“The time will come for each of you when you must stand alone in making an unpopular, difficult decision -- when you must challenge the opinion of superiors or tell them that you can't get the job done with the time and resources available; or when you will know that what superiors are telling the press or the Congress or the American people is inaccurate,” he said. “There will be moments when your entire career is at risk. To be ready for that moment, you must have the discipline to cultivate integrity and moral courage here at the academy, and then from your earliest days as a commissioned officer.
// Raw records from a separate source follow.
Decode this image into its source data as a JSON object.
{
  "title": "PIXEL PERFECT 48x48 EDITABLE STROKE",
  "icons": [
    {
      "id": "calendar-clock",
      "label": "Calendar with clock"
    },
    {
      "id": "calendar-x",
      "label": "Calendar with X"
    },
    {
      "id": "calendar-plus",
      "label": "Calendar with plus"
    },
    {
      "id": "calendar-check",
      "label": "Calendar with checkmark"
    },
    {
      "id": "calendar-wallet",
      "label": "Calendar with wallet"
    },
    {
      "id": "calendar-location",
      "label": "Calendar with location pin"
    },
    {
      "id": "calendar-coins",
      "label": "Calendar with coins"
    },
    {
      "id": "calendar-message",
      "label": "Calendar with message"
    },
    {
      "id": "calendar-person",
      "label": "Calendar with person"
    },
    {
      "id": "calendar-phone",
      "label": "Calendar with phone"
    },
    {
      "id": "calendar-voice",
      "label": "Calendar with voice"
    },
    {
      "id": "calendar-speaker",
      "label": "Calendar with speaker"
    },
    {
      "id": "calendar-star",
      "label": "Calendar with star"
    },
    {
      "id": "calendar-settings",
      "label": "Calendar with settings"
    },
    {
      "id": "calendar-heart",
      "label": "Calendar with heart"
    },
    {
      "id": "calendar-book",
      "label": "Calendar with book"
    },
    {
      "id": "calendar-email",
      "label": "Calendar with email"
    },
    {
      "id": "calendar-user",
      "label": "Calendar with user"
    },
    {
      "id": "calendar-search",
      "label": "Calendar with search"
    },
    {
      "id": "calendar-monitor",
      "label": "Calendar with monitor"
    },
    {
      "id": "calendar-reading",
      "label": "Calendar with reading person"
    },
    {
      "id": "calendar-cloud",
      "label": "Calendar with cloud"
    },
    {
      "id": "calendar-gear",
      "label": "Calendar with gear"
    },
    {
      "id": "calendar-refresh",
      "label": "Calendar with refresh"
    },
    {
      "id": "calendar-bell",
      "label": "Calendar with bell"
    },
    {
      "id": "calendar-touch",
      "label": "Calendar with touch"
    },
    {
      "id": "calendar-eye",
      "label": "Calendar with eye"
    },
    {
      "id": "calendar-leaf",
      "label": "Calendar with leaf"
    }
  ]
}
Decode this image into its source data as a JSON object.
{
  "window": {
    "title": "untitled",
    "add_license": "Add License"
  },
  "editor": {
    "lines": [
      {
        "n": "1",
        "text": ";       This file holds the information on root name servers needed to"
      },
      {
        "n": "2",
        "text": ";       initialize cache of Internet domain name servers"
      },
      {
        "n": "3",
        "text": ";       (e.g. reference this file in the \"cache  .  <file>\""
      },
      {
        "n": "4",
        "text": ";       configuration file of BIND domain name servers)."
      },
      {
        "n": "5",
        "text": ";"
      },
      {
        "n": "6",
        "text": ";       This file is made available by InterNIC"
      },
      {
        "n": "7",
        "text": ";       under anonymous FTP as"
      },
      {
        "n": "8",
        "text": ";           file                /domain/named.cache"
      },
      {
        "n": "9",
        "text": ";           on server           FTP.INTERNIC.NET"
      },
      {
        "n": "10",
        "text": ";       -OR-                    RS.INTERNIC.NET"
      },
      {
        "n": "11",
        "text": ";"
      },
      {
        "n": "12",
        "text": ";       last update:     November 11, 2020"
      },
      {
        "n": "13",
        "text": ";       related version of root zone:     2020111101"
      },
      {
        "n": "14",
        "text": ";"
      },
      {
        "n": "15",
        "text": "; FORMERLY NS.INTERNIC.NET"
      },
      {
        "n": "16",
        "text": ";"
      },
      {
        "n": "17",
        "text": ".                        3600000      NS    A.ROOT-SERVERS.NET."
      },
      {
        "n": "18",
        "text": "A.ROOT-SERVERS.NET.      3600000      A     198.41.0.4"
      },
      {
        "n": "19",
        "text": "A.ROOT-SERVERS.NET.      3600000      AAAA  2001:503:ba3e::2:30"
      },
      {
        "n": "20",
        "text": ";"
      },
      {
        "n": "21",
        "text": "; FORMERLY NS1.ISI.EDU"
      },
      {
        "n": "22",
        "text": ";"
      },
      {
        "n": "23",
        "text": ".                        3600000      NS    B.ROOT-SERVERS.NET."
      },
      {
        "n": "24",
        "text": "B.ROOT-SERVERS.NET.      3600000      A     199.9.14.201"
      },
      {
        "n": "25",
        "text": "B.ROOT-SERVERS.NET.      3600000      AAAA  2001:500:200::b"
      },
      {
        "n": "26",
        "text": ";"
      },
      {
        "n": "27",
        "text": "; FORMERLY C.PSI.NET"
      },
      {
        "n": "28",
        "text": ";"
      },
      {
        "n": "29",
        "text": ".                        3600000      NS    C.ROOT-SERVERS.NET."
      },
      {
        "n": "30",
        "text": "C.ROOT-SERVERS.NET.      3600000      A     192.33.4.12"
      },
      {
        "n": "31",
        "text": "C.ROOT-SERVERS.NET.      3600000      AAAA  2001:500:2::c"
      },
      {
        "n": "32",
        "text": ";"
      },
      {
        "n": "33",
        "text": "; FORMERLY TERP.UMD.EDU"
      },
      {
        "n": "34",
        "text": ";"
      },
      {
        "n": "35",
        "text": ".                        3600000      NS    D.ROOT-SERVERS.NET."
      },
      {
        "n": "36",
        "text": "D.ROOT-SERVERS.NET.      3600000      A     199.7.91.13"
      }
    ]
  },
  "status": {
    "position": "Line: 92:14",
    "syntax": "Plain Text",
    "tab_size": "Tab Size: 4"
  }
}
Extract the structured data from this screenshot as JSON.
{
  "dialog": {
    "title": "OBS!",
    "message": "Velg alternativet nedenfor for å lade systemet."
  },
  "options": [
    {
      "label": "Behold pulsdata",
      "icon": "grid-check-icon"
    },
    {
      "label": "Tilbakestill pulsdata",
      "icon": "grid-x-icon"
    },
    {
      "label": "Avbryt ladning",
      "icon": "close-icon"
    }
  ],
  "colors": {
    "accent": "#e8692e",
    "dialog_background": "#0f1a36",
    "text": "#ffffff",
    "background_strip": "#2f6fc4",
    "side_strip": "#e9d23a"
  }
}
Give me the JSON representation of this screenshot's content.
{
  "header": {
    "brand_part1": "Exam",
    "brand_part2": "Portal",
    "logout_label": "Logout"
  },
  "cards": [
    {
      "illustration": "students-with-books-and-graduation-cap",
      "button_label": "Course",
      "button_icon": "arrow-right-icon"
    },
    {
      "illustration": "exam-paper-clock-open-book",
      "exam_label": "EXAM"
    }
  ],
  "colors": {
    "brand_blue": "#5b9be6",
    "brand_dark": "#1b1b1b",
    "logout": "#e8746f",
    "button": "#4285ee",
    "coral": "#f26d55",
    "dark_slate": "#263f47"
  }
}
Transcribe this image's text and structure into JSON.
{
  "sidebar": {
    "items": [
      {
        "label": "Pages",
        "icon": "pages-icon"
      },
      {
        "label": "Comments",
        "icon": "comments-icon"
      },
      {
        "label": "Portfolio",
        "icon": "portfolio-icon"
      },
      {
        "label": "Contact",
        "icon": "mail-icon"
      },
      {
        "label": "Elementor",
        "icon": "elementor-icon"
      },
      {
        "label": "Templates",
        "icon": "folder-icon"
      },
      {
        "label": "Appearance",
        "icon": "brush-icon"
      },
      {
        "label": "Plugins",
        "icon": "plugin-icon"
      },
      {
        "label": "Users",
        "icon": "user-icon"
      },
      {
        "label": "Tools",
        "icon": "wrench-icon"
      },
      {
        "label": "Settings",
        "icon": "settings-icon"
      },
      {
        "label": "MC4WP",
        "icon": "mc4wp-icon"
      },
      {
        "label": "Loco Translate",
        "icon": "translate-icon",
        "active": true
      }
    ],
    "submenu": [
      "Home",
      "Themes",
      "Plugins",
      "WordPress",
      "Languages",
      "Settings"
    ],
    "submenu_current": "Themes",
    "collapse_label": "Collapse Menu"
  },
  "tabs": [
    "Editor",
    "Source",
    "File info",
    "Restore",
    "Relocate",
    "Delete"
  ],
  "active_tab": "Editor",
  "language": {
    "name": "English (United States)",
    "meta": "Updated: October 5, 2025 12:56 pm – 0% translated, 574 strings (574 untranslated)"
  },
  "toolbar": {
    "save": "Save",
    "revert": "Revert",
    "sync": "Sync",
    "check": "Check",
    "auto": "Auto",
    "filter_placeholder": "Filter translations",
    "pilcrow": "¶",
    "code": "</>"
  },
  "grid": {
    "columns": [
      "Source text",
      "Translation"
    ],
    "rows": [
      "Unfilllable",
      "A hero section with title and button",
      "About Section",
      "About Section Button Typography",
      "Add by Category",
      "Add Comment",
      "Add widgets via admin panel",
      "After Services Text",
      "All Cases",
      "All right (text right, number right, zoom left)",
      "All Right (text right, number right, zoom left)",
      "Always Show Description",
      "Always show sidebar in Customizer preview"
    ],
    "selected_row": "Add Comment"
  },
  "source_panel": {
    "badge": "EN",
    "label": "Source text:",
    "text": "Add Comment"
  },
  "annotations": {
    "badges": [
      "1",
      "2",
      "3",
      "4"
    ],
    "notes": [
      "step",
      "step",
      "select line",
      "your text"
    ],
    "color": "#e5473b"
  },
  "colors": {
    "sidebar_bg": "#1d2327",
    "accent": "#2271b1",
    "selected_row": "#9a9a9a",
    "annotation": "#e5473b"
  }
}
“Those qualities do not suddenly emerge fully developed overnight or as a revelation after you have assumed important responsibilities,” he continued. “These qualities have their roots in the small decisions you will make here and early in your career, and must be strengthened all along the way to allow you to resist the temptation of self before service. And you must always ensure that your moral courage serves the greater good -- that it serves what is best for the nation and our highest values, not a particular program nor pride nor parochialism. For the good of the Navy and the Marine Corps, for the good of the armed services, and for the good of our country, I urge you to reject convention and careerism. I urge you instead to be principled, creative, and reform-minded leaders of integrity.”